REQUIRED WORK: Copy each line that contains the string "三维视图", taking them from the material.

RECORDS:
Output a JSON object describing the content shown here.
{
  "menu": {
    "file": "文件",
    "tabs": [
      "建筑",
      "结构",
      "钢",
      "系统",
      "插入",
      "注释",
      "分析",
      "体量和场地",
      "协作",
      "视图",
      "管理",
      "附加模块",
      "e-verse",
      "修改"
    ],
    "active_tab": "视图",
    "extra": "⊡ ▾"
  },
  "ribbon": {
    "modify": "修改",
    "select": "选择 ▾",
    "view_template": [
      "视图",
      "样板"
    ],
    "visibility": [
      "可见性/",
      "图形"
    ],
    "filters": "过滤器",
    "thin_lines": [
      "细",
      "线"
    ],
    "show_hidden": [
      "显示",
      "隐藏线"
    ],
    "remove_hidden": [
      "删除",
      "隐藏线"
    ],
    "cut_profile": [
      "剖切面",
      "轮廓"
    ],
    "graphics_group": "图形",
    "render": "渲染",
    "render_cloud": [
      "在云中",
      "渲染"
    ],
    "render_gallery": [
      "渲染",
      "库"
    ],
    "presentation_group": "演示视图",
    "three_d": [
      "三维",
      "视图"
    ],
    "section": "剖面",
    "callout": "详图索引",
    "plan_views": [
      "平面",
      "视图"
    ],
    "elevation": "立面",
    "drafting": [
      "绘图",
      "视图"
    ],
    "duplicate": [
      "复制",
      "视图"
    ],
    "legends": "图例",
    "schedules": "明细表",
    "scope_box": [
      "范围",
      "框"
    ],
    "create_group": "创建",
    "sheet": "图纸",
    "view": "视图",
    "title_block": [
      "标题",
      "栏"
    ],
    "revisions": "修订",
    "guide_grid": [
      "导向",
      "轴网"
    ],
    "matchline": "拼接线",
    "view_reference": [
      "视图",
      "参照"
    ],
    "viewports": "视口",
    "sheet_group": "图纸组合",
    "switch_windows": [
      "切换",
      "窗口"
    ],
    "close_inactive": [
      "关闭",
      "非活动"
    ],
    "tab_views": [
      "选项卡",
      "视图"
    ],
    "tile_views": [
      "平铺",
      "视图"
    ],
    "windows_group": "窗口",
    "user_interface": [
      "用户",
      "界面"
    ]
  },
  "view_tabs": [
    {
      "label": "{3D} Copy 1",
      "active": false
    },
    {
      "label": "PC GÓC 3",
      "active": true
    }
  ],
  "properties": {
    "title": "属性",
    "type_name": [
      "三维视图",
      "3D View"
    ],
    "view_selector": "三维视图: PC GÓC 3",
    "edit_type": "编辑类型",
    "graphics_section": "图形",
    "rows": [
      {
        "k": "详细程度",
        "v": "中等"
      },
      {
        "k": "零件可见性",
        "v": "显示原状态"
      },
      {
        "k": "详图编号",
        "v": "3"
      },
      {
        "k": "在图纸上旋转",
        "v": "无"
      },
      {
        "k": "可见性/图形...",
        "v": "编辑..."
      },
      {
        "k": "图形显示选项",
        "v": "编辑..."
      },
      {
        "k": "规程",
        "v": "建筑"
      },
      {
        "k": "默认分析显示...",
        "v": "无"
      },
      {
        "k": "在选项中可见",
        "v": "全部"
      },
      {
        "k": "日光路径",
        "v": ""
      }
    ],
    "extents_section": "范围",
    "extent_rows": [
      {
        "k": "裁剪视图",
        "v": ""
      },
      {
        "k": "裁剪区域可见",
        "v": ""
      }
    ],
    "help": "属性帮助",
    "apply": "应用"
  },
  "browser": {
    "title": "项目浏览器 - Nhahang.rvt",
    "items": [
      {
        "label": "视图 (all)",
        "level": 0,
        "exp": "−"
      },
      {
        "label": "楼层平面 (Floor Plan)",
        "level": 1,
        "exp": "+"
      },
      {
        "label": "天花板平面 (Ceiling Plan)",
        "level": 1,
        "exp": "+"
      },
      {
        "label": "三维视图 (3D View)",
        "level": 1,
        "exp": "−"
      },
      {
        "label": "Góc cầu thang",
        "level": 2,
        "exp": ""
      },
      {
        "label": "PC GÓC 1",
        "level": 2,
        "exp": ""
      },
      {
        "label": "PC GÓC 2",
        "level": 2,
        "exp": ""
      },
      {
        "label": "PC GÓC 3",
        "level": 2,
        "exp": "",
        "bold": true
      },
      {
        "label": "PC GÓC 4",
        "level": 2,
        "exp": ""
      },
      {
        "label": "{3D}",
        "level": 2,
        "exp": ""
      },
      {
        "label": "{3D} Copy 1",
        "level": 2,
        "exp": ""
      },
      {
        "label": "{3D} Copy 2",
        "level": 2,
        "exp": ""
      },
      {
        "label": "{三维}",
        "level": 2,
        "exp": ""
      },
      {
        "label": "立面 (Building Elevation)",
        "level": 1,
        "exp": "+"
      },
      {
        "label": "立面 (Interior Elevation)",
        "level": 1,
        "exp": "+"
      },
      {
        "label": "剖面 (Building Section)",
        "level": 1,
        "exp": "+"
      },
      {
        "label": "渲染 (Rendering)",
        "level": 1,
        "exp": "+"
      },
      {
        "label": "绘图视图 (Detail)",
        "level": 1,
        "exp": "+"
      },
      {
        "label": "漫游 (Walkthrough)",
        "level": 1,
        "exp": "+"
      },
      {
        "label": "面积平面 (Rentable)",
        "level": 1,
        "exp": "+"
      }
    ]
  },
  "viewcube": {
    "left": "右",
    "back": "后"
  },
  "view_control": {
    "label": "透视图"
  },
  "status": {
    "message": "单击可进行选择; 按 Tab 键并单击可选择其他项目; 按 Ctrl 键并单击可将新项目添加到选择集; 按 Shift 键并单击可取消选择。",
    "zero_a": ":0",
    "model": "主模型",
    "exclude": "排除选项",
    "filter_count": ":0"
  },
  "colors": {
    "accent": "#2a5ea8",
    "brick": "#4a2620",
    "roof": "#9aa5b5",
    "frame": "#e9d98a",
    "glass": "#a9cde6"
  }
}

WRITTEN SOLUTION:
      "三维视图",
    "view_selector": "三维视图: PC GÓC 3",
        "label": "三维视图 (3D View)",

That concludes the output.